- **Activity**:
Pull out every line below that holds the word "will".
━━━━
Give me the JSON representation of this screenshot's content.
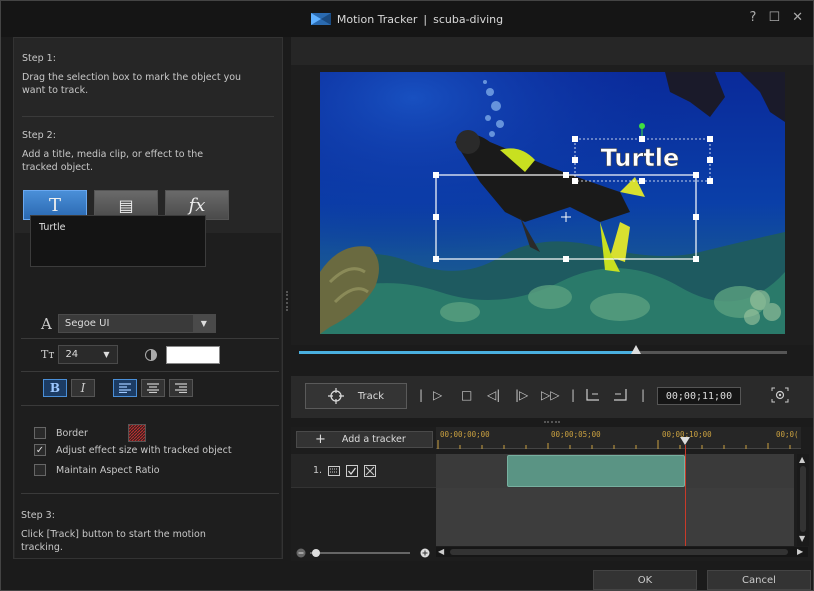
{
  "window": {
    "title": "Motion Tracker",
    "separator": "|",
    "project": "scuba-diving",
    "help_label": "?",
    "maximize_label": "☐",
    "close_label": "✕"
  },
  "left": {
    "step1_title": "Step 1:",
    "step1_text": "Drag the selection box to mark the object you want to track.",
    "step2_title": "Step 2:",
    "step2_text": "Add a title, media clip, or effect to the tracked object.",
    "object_buttons": {
      "title": "T",
      "media": "▤",
      "effect": "fx"
    },
    "title_text": "Turtle",
    "font_label": "A",
    "font_name": "Segoe UI",
    "size_icon": "Tт",
    "font_size": "24",
    "text_color": "#ffffff",
    "bold": "B",
    "italic": "I",
    "border_label": "Border",
    "adjust_label": "Adjust effect size with tracked object",
    "adjust_checked": true,
    "aspect_label": "Maintain Aspect Ratio",
    "step3_title": "Step 3:",
    "step3_text": "Click [Track] button to start the motion tracking."
  },
  "preview": {
    "overlay_text": "Turtle",
    "scrub_progress": 0.69
  },
  "controls": {
    "track_label": "Track",
    "sep": "|",
    "play": "▷",
    "stop": "□",
    "prev_frame": "◁|",
    "next_frame": "|▷",
    "fast_forward": "▷▷",
    "mark_in": "[",
    "mark_out": "]",
    "timecode": "00;00;11;00"
  },
  "timeline": {
    "add_tracker_label": "Add a tracker",
    "ruler": [
      "00;00;00;00",
      "00;00;05;00",
      "00;00;10;00",
      "00;0("
    ],
    "track_number": "1.",
    "scroll_up": "▲",
    "scroll_down": "▼",
    "scroll_left": "◀",
    "scroll_right": "▶"
  },
  "footer": {
    "ok_label": "OK",
    "cancel_label": "Cancel"
  },
  "colors": {
    "accent": "#4a8fd8",
    "clip": "#5a9484",
    "playhead": "#c83a2a",
    "scrub": "#4ab0e0"
  }
}
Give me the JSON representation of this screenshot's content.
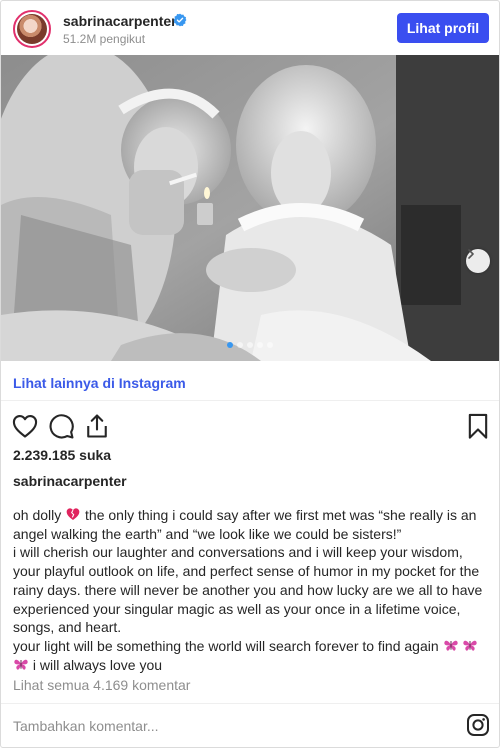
{
  "header": {
    "username": "sabrinacarpenter",
    "followers": "51.2M pengikut",
    "profile_button": "Lihat profil"
  },
  "post": {
    "view_more_link": "Lihat lainnya di Instagram",
    "carousel_total": 5,
    "carousel_active": 1,
    "likes": "2.239.185 suka",
    "caption_user": "sabrinacarpenter",
    "caption_lines": [
      "oh dolly",
      "the only thing i could say after we first met was “she really is an",
      "angel walking the earth” and “we look like we could be sisters!”",
      "i will cherish our laughter and conversations and i will keep your wisdom,",
      "your playful outlook on life, and perfect sense of humor in my pocket for the",
      "rainy days. there will never be another you and how lucky are we all to have",
      "experienced your singular magic as well as your once in a lifetime voice,",
      "songs, and heart.",
      "your light will be something the world will search forever to find again",
      "i will always love you"
    ],
    "view_all_comments": "Lihat semua 4.169 komentar",
    "add_comment_placeholder": "Tambahkan komentar..."
  },
  "colors": {
    "accent_button": "#3a4ef0",
    "link": "#3b5ae8",
    "muted_text": "#8e8e8e",
    "verified": "#3897f0"
  },
  "icons": [
    "verified-badge-icon",
    "chevron-right-icon",
    "heart-icon",
    "comment-icon",
    "share-icon",
    "bookmark-icon",
    "broken-heart-emoji",
    "butterfly-emoji",
    "instagram-icon"
  ]
}
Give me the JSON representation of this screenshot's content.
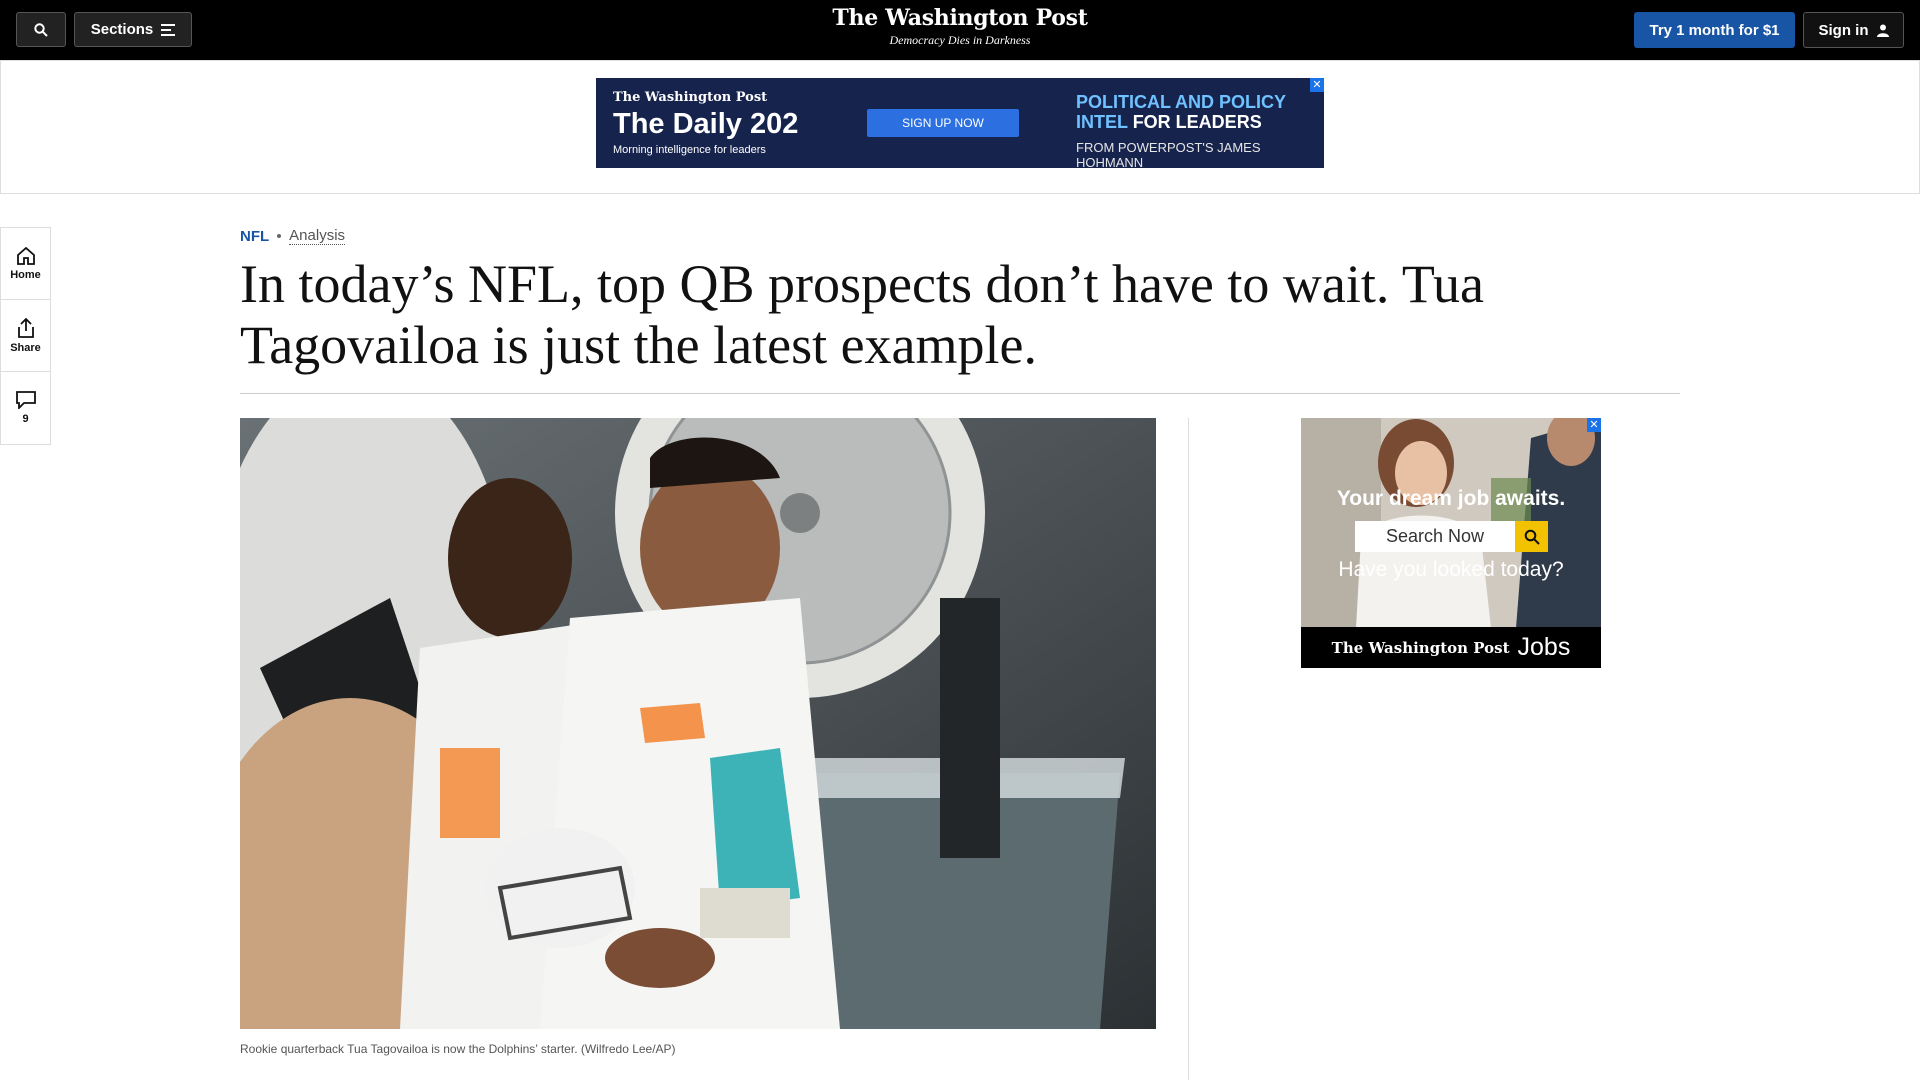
{
  "header": {
    "sections_label": "Sections",
    "logo": "The Washington Post",
    "tagline": "Democracy Dies in Darkness",
    "subscribe_label": "Try 1 month for $1",
    "signin_label": "Sign in"
  },
  "top_ad": {
    "logo": "The Washington Post",
    "title": "The Daily 202",
    "subtitle": "Morning intelligence for leaders",
    "cta": "SIGN UP NOW",
    "tagline_line1": "POLITICAL AND POLICY",
    "tagline_line2a": "INTEL",
    "tagline_line2b": "FOR LEADERS",
    "byline": "FROM POWERPOST'S JAMES HOHMANN",
    "close_label": "✕"
  },
  "rail": {
    "home_label": "Home",
    "share_label": "Share",
    "comments_count": "9"
  },
  "article": {
    "section": "NFL",
    "label": "Analysis",
    "headline": "In today’s NFL, top QB prospects don’t have to wait. Tua Tagovailoa is just the latest example.",
    "caption": "Rookie quarterback Tua Tagovailoa is now the Dolphins’ starter. (Wilfredo Lee/AP)"
  },
  "side_ad": {
    "headline": "Your dream job awaits.",
    "search_label": "Search Now",
    "question": "Have you looked today?",
    "logo": "The Washington Post",
    "jobs": "Jobs",
    "close_label": "✕"
  }
}
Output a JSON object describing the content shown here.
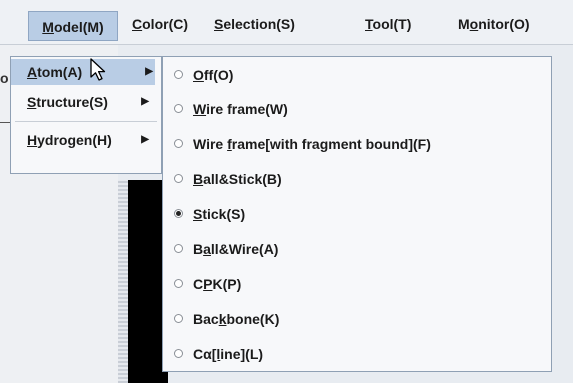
{
  "menubar": {
    "model": {
      "label": "Model(M)",
      "mnemonic": "M",
      "rest": "odel(M)"
    },
    "color": {
      "mnemonic": "C",
      "rest": "olor(C)"
    },
    "selection": {
      "mnemonic": "S",
      "rest": "election(S)"
    },
    "tool": {
      "mnemonic": "T",
      "rest": "ool(T)"
    },
    "monitor": {
      "pre": "M",
      "mnemonic": "o",
      "rest": "nitor(O)"
    }
  },
  "model_menu": {
    "items": [
      {
        "mnemonic": "A",
        "rest": "tom(A)"
      },
      {
        "mnemonic": "S",
        "rest": "tructure(S)"
      },
      {
        "mnemonic": "H",
        "rest": "ydrogen(H)"
      }
    ]
  },
  "atom_menu": {
    "items": [
      {
        "pre": "",
        "mnemonic": "O",
        "rest": "ff(O)",
        "selected": false
      },
      {
        "pre": "",
        "mnemonic": "W",
        "rest": "ire frame(W)",
        "selected": false
      },
      {
        "pre": "Wire ",
        "mnemonic": "f",
        "rest": "rame[with fragment bound](F)",
        "selected": false
      },
      {
        "pre": "",
        "mnemonic": "B",
        "rest": "all&Stick(B)",
        "selected": false
      },
      {
        "pre": "",
        "mnemonic": "S",
        "rest": "tick(S)",
        "selected": true
      },
      {
        "pre": "B",
        "mnemonic": "a",
        "rest": "ll&Wire(A)",
        "selected": false
      },
      {
        "pre": "C",
        "mnemonic": "P",
        "rest": "K(P)",
        "selected": false
      },
      {
        "pre": "Bac",
        "mnemonic": "k",
        "rest": "bone(K)",
        "selected": false
      },
      {
        "pre": "Cα",
        "mnemonic": "[l",
        "rest": "ine](L)",
        "selected": false
      }
    ]
  },
  "edge_fragment": "o",
  "icons": {
    "submenu_arrow": "▶",
    "cursor": "arrow-pointer"
  }
}
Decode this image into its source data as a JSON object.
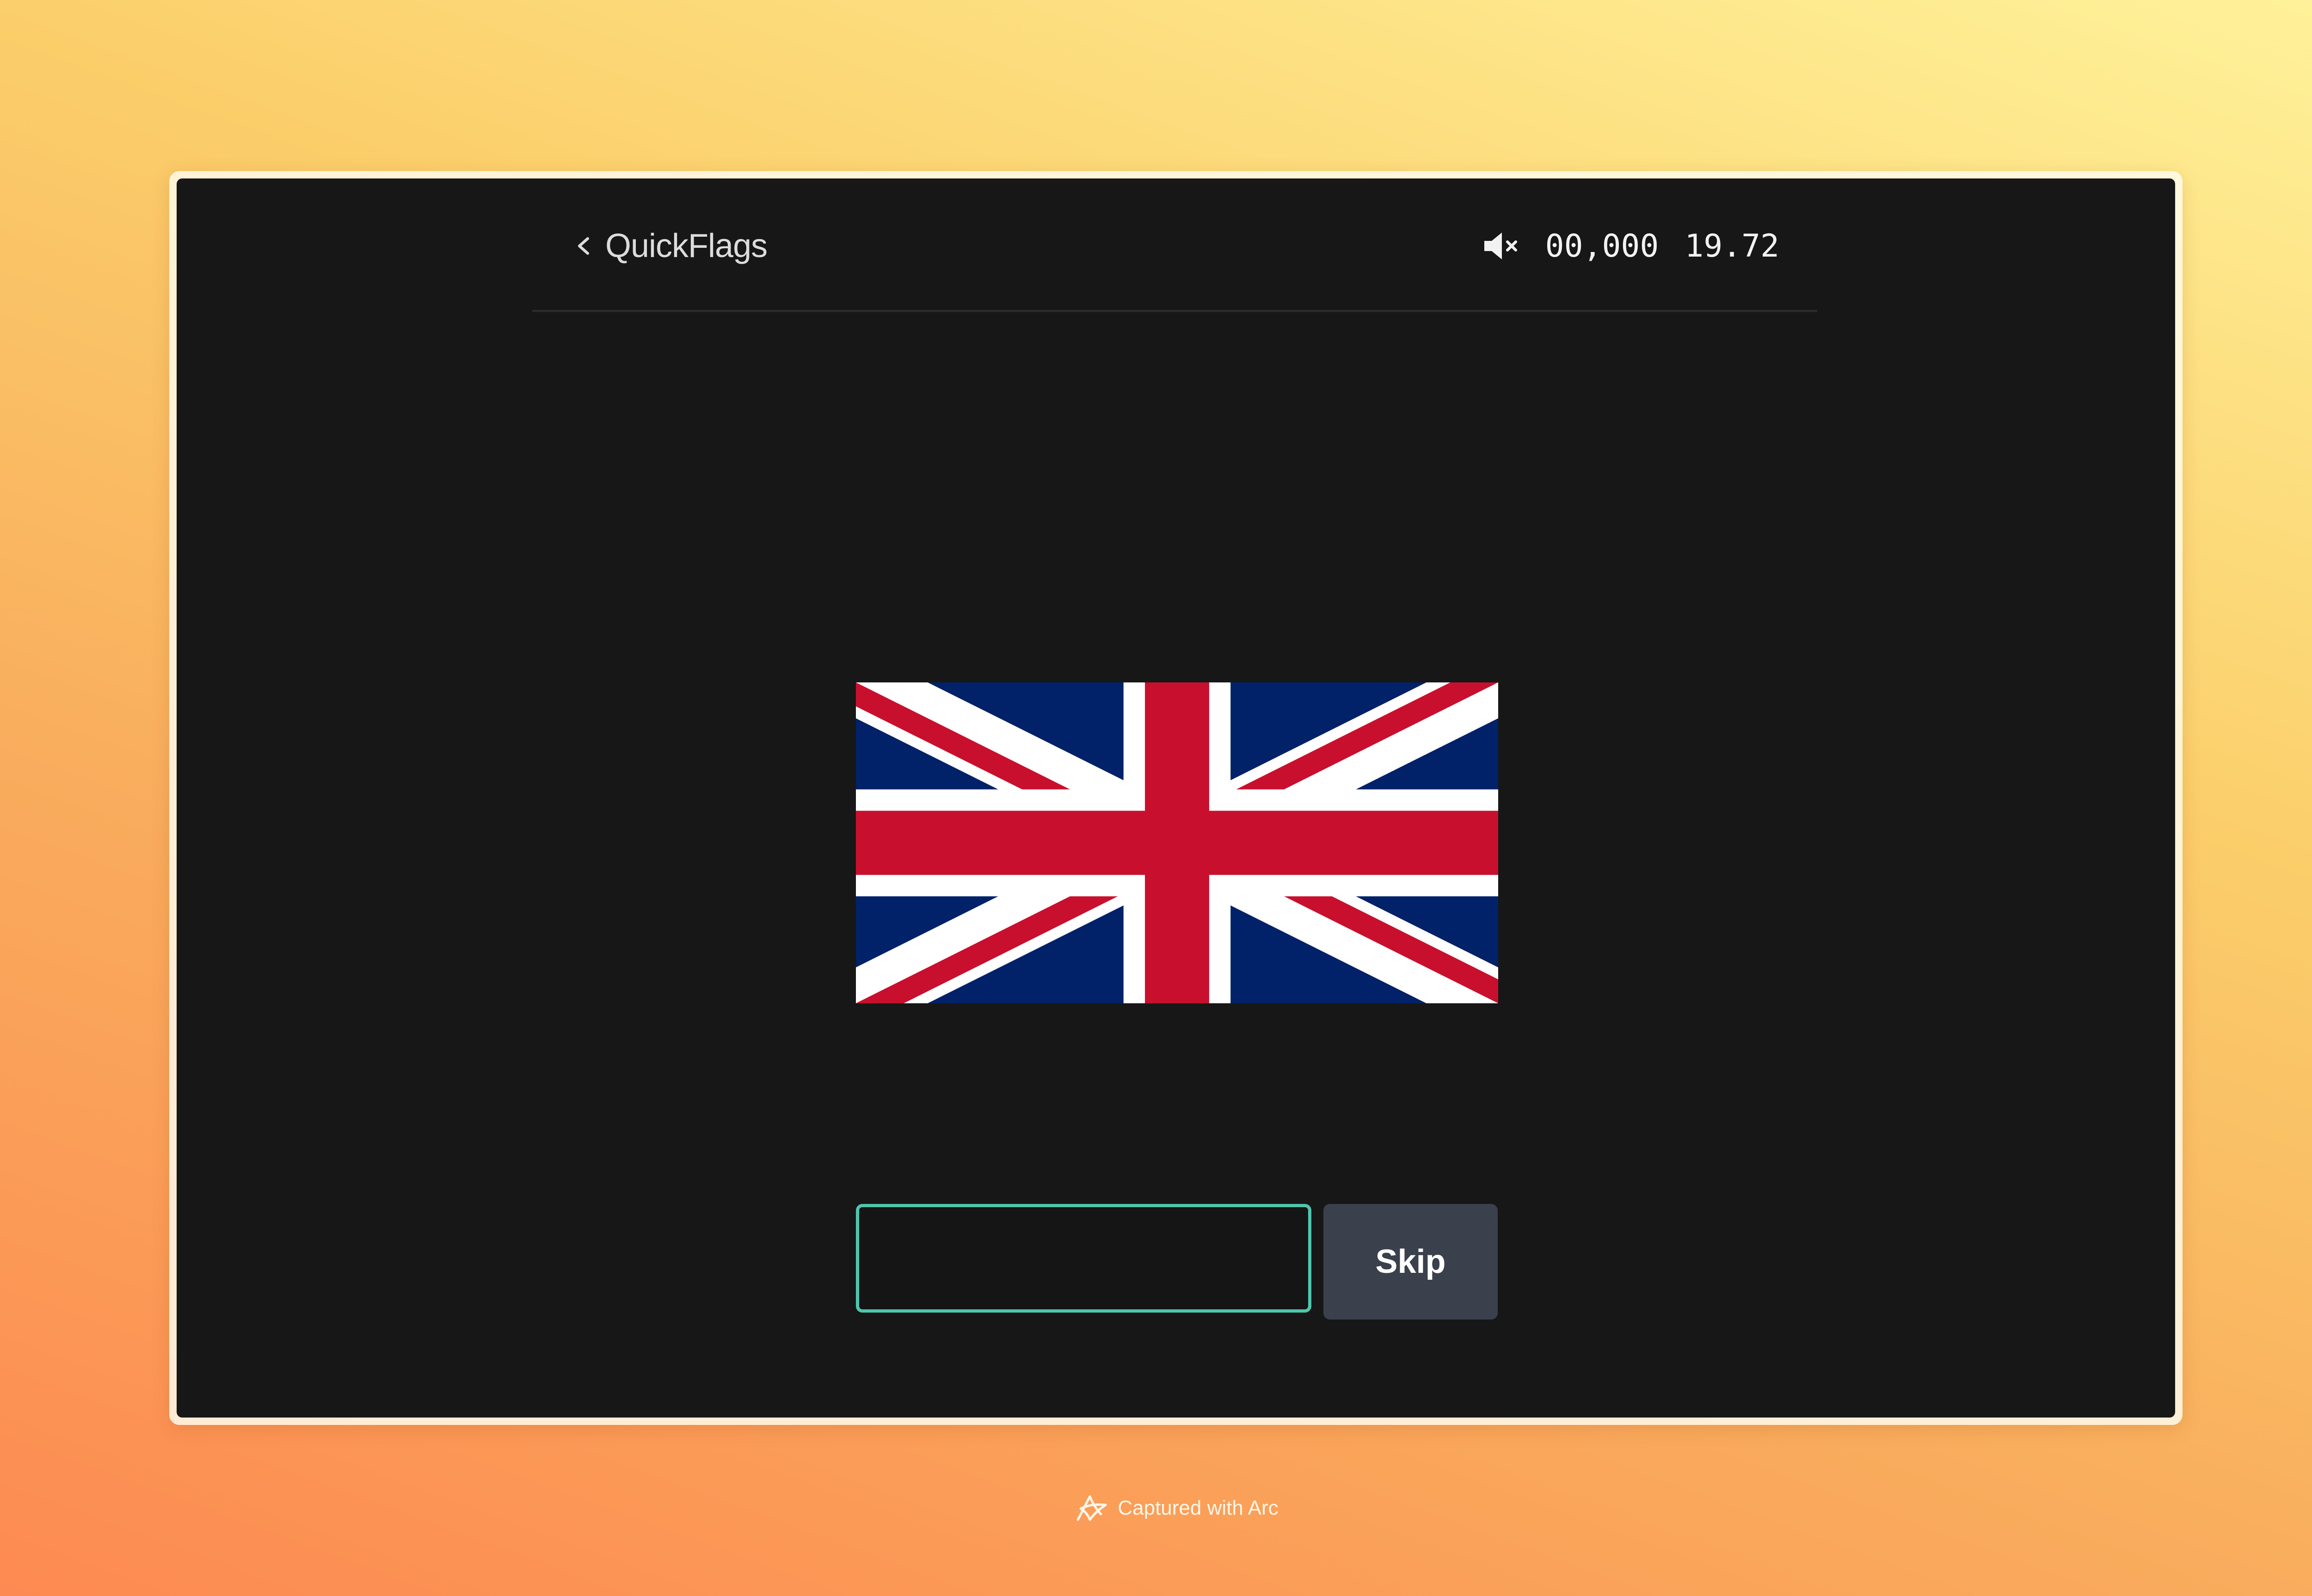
{
  "app": {
    "title": "QuickFlags",
    "back_icon": "chevron-left-icon"
  },
  "status": {
    "sound_icon": "volume-muted-icon",
    "score": "00,000",
    "timer": "19.72"
  },
  "quiz": {
    "flag_icon": "union-jack-flag",
    "answer_value": "",
    "answer_placeholder": "",
    "skip_label": "Skip"
  },
  "footer": {
    "watermark_icon": "arc-logo-icon",
    "watermark_text": "Captured with Arc"
  },
  "colors": {
    "background_top": "#fff29a",
    "background_bottom": "#fd8a52",
    "window": "#171717",
    "input_border": "#4fc6ad",
    "skip_button": "#3a404c",
    "flag_blue": "#012169",
    "flag_red": "#c8102e",
    "flag_white": "#ffffff"
  }
}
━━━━
- **Written answer**:
      "i will cherish our laughter and conversations and i will keep your wisdom,",
      "rainy days. there will never be another you and how lucky are we all to have",
      "your light will be something the world will search forever to find again",
      "i will always love you"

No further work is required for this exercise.